DIRECTIONS FOR THIS TASK: Every record that follows is to be copied exactly, with the pictures omitted.

INPUT DATA:
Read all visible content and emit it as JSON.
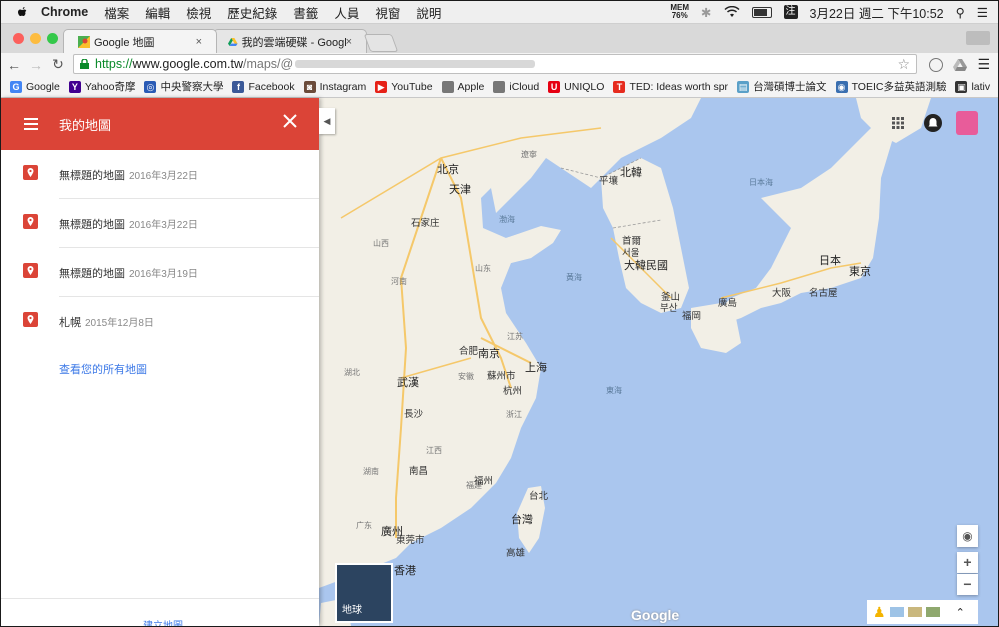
{
  "menubar": {
    "items": [
      "Chrome",
      "檔案",
      "編輯",
      "檢視",
      "歷史紀錄",
      "書籤",
      "人員",
      "視窗",
      "說明"
    ],
    "mem_label": "MEM",
    "mem_value": "76%",
    "ime": "注",
    "clock": "3月22日 週二 下午10:52"
  },
  "tabs": [
    {
      "title": "Google 地圖",
      "close": "×"
    },
    {
      "title": "我的雲端硬碟 - Google 雲端",
      "close": "×"
    }
  ],
  "toolbar": {
    "url_scheme": "https://",
    "url_host": "www.google.com.tw",
    "url_path": "/maps/@"
  },
  "bookmarks": [
    {
      "label": "Google",
      "icon": "google-icon",
      "color": "#4285f4",
      "glyph": "G"
    },
    {
      "label": "Yahoo奇摩",
      "icon": "yahoo-icon",
      "color": "#400090",
      "glyph": "Y"
    },
    {
      "label": "中央警察大學",
      "icon": "cpu-icon",
      "color": "#2a5bb5",
      "glyph": "◎"
    },
    {
      "label": "Facebook",
      "icon": "facebook-icon",
      "color": "#3b5998",
      "glyph": "f"
    },
    {
      "label": "Instagram",
      "icon": "instagram-icon",
      "color": "#6b4b3a",
      "glyph": "◙"
    },
    {
      "label": "YouTube",
      "icon": "youtube-icon",
      "color": "#e62117",
      "glyph": "▶"
    },
    {
      "label": "Apple",
      "icon": "apple-icon",
      "color": "#777777",
      "glyph": ""
    },
    {
      "label": "iCloud",
      "icon": "apple-icon",
      "color": "#777777",
      "glyph": ""
    },
    {
      "label": "UNIQLO",
      "icon": "uniqlo-icon",
      "color": "#e60012",
      "glyph": "U"
    },
    {
      "label": "TED: Ideas worth spr",
      "icon": "ted-icon",
      "color": "#e62b1e",
      "glyph": "T"
    },
    {
      "label": "台灣碩博士論文",
      "icon": "thesis-icon",
      "color": "#5aa0c8",
      "glyph": "▤"
    },
    {
      "label": "TOEIC多益英語測驗",
      "icon": "toeic-icon",
      "color": "#3a6fb0",
      "glyph": "◉"
    },
    {
      "label": "lativ",
      "icon": "lativ-icon",
      "color": "#333333",
      "glyph": "▣"
    }
  ],
  "panel": {
    "title": "我的地圖",
    "maps": [
      {
        "name": "無標題的地圖",
        "date": "2016年3月22日"
      },
      {
        "name": "無標題的地圖",
        "date": "2016年3月22日"
      },
      {
        "name": "無標題的地圖",
        "date": "2016年3月19日"
      },
      {
        "name": "札幌",
        "date": "2015年12月8日"
      }
    ],
    "view_all": "查看您的所有地圖",
    "create": "建立地圖"
  },
  "map": {
    "earth_label": "地球",
    "logo": "Google",
    "labels": [
      {
        "text": "北京",
        "cls": "big"
      },
      {
        "text": "天津",
        "cls": "big"
      },
      {
        "text": "石家庄",
        "cls": ""
      },
      {
        "text": "山西",
        "cls": "prov"
      },
      {
        "text": "山东",
        "cls": "prov"
      },
      {
        "text": "河南",
        "cls": "prov"
      },
      {
        "text": "江苏",
        "cls": "prov"
      },
      {
        "text": "安徽",
        "cls": "prov"
      },
      {
        "text": "湖北",
        "cls": "prov"
      },
      {
        "text": "浙江",
        "cls": "prov"
      },
      {
        "text": "江西",
        "cls": "prov"
      },
      {
        "text": "湖南",
        "cls": "prov"
      },
      {
        "text": "福建",
        "cls": "prov"
      },
      {
        "text": "广东",
        "cls": "prov"
      },
      {
        "text": "南京",
        "cls": "big"
      },
      {
        "text": "蘇州市",
        "cls": ""
      },
      {
        "text": "上海",
        "cls": "big"
      },
      {
        "text": "杭州",
        "cls": ""
      },
      {
        "text": "合肥",
        "cls": ""
      },
      {
        "text": "武漢",
        "cls": "big"
      },
      {
        "text": "南昌",
        "cls": ""
      },
      {
        "text": "長沙",
        "cls": ""
      },
      {
        "text": "福州",
        "cls": ""
      },
      {
        "text": "廣州",
        "cls": "big"
      },
      {
        "text": "東莞市",
        "cls": ""
      },
      {
        "text": "香港",
        "cls": "big"
      },
      {
        "text": "台北",
        "cls": ""
      },
      {
        "text": "台灣",
        "cls": "big"
      },
      {
        "text": "高雄",
        "cls": ""
      },
      {
        "text": "北韓",
        "cls": "big"
      },
      {
        "text": "平壤",
        "cls": ""
      },
      {
        "text": "首爾",
        "cls": ""
      },
      {
        "text": "서울",
        "cls": ""
      },
      {
        "text": "大韓民國",
        "cls": "big"
      },
      {
        "text": "釜山",
        "cls": ""
      },
      {
        "text": "부산",
        "cls": ""
      },
      {
        "text": "福岡",
        "cls": ""
      },
      {
        "text": "廣島",
        "cls": ""
      },
      {
        "text": "大阪",
        "cls": ""
      },
      {
        "text": "名古屋",
        "cls": ""
      },
      {
        "text": "東京",
        "cls": "big"
      },
      {
        "text": "日本",
        "cls": "big"
      },
      {
        "text": "黃海",
        "cls": "sea"
      },
      {
        "text": "東海",
        "cls": "sea"
      },
      {
        "text": "日本海",
        "cls": "sea"
      },
      {
        "text": "渤海",
        "cls": "sea"
      },
      {
        "text": "遼寧",
        "cls": "prov"
      }
    ]
  }
}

EXPECTED OUTPUT:
Read all visible content and emit it as JSON.
{
  "menubar": {
    "items": [
      "Chrome",
      "檔案",
      "編輯",
      "檢視",
      "歷史紀錄",
      "書籤",
      "人員",
      "視窗",
      "說明"
    ],
    "mem_label": "MEM",
    "mem_value": "76%",
    "ime": "注",
    "clock": "3月22日 週二 下午10:52"
  },
  "tabs": [
    {
      "title": "Google 地圖",
      "close": "×"
    },
    {
      "title": "我的雲端硬碟 - Google 雲端",
      "close": "×"
    }
  ],
  "toolbar": {
    "url_scheme": "https://",
    "url_host": "www.google.com.tw",
    "url_path": "/maps/@"
  },
  "bookmarks": [
    {
      "label": "Google",
      "icon": "google-icon",
      "color": "#4285f4",
      "glyph": "G"
    },
    {
      "label": "Yahoo奇摩",
      "icon": "yahoo-icon",
      "color": "#400090",
      "glyph": "Y"
    },
    {
      "label": "中央警察大學",
      "icon": "cpu-icon",
      "color": "#2a5bb5",
      "glyph": "◎"
    },
    {
      "label": "Facebook",
      "icon": "facebook-icon",
      "color": "#3b5998",
      "glyph": "f"
    },
    {
      "label": "Instagram",
      "icon": "instagram-icon",
      "color": "#6b4b3a",
      "glyph": "◙"
    },
    {
      "label": "YouTube",
      "icon": "youtube-icon",
      "color": "#e62117",
      "glyph": "▶"
    },
    {
      "label": "Apple",
      "icon": "apple-icon",
      "color": "#777777",
      "glyph": ""
    },
    {
      "label": "iCloud",
      "icon": "apple-icon",
      "color": "#777777",
      "glyph": ""
    },
    {
      "label": "UNIQLO",
      "icon": "uniqlo-icon",
      "color": "#e60012",
      "glyph": "U"
    },
    {
      "label": "TED: Ideas worth spr",
      "icon": "ted-icon",
      "color": "#e62b1e",
      "glyph": "T"
    },
    {
      "label": "台灣碩博士論文",
      "icon": "thesis-icon",
      "color": "#5aa0c8",
      "glyph": "▤"
    },
    {
      "label": "TOEIC多益英語測驗",
      "icon": "toeic-icon",
      "color": "#3a6fb0",
      "glyph": "◉"
    },
    {
      "label": "lativ",
      "icon": "lativ-icon",
      "color": "#333333",
      "glyph": "▣"
    }
  ],
  "panel": {
    "title": "我的地圖",
    "maps": [
      {
        "name": "無標題的地圖",
        "date": "2016年3月22日"
      },
      {
        "name": "無標題的地圖",
        "date": "2016年3月22日"
      },
      {
        "name": "無標題的地圖",
        "date": "2016年3月19日"
      },
      {
        "name": "札幌",
        "date": "2015年12月8日"
      }
    ],
    "view_all": "查看您的所有地圖",
    "create": "建立地圖"
  },
  "map": {
    "earth_label": "地球",
    "logo": "Google",
    "labels": [
      {
        "text": "北京",
        "cls": "big"
      },
      {
        "text": "天津",
        "cls": "big"
      },
      {
        "text": "石家庄",
        "cls": ""
      },
      {
        "text": "山西",
        "cls": "prov"
      },
      {
        "text": "山东",
        "cls": "prov"
      },
      {
        "text": "河南",
        "cls": "prov"
      },
      {
        "text": "江苏",
        "cls": "prov"
      },
      {
        "text": "安徽",
        "cls": "prov"
      },
      {
        "text": "湖北",
        "cls": "prov"
      },
      {
        "text": "浙江",
        "cls": "prov"
      },
      {
        "text": "江西",
        "cls": "prov"
      },
      {
        "text": "湖南",
        "cls": "prov"
      },
      {
        "text": "福建",
        "cls": "prov"
      },
      {
        "text": "广东",
        "cls": "prov"
      },
      {
        "text": "南京",
        "cls": "big"
      },
      {
        "text": "蘇州市",
        "cls": ""
      },
      {
        "text": "上海",
        "cls": "big"
      },
      {
        "text": "杭州",
        "cls": ""
      },
      {
        "text": "合肥",
        "cls": ""
      },
      {
        "text": "武漢",
        "cls": "big"
      },
      {
        "text": "南昌",
        "cls": ""
      },
      {
        "text": "長沙",
        "cls": ""
      },
      {
        "text": "福州",
        "cls": ""
      },
      {
        "text": "廣州",
        "cls": "big"
      },
      {
        "text": "東莞市",
        "cls": ""
      },
      {
        "text": "香港",
        "cls": "big"
      },
      {
        "text": "台北",
        "cls": ""
      },
      {
        "text": "台灣",
        "cls": "big"
      },
      {
        "text": "高雄",
        "cls": ""
      },
      {
        "text": "北韓",
        "cls": "big"
      },
      {
        "text": "平壤",
        "cls": ""
      },
      {
        "text": "首爾",
        "cls": ""
      },
      {
        "text": "서울",
        "cls": ""
      },
      {
        "text": "大韓民國",
        "cls": "big"
      },
      {
        "text": "釜山",
        "cls": ""
      },
      {
        "text": "부산",
        "cls": ""
      },
      {
        "text": "福岡",
        "cls": ""
      },
      {
        "text": "廣島",
        "cls": ""
      },
      {
        "text": "大阪",
        "cls": ""
      },
      {
        "text": "名古屋",
        "cls": ""
      },
      {
        "text": "東京",
        "cls": "big"
      },
      {
        "text": "日本",
        "cls": "big"
      },
      {
        "text": "黃海",
        "cls": "sea"
      },
      {
        "text": "東海",
        "cls": "sea"
      },
      {
        "text": "日本海",
        "cls": "sea"
      },
      {
        "text": "渤海",
        "cls": "sea"
      },
      {
        "text": "遼寧",
        "cls": "prov"
      }
    ]
  }
}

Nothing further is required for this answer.